The problem → Each line that contains the word "JSON" is to be copied from the records below.

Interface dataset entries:
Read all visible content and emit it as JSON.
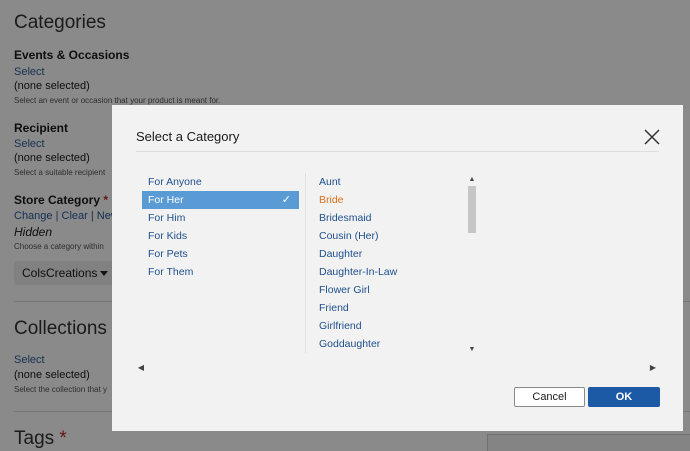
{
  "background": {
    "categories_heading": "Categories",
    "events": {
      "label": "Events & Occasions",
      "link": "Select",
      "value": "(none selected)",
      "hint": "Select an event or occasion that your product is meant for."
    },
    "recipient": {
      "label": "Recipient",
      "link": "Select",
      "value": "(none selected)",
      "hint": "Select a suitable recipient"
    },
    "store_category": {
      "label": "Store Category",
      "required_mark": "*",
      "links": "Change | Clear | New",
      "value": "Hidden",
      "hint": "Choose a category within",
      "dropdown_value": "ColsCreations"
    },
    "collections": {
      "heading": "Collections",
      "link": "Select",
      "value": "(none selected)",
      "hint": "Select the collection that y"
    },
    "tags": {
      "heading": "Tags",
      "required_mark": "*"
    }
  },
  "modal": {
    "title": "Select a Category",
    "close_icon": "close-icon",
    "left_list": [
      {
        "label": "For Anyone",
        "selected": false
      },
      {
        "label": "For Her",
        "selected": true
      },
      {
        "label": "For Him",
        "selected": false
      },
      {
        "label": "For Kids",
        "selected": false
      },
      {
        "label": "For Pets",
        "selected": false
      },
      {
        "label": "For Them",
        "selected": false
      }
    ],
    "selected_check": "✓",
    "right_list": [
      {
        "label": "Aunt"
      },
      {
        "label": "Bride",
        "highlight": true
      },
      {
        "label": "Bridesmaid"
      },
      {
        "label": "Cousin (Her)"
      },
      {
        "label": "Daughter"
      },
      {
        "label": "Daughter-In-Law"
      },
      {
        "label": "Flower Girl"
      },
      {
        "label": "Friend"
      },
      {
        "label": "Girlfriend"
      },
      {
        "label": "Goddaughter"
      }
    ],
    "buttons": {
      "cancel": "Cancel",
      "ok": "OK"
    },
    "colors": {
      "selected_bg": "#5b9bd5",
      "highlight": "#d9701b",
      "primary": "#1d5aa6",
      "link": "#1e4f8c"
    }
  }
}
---
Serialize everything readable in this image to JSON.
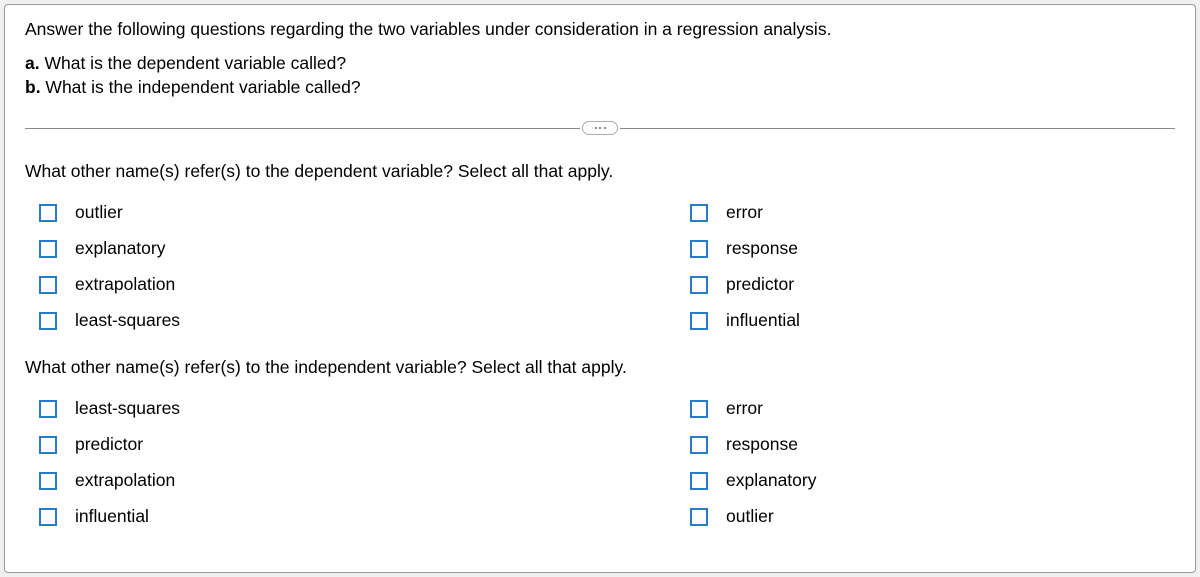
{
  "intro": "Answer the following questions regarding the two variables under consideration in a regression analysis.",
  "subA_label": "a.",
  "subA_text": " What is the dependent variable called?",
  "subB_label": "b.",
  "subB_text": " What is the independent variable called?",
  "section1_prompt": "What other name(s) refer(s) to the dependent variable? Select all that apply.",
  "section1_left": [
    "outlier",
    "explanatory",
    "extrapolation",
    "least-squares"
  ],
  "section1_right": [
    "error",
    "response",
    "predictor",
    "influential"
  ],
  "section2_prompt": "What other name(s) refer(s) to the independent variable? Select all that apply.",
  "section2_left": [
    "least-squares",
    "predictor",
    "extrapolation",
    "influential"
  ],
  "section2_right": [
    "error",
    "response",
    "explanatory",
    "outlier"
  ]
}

Solution →
Read all visible content and emit it as JSON.
Serialize everything readable in this image to JSON.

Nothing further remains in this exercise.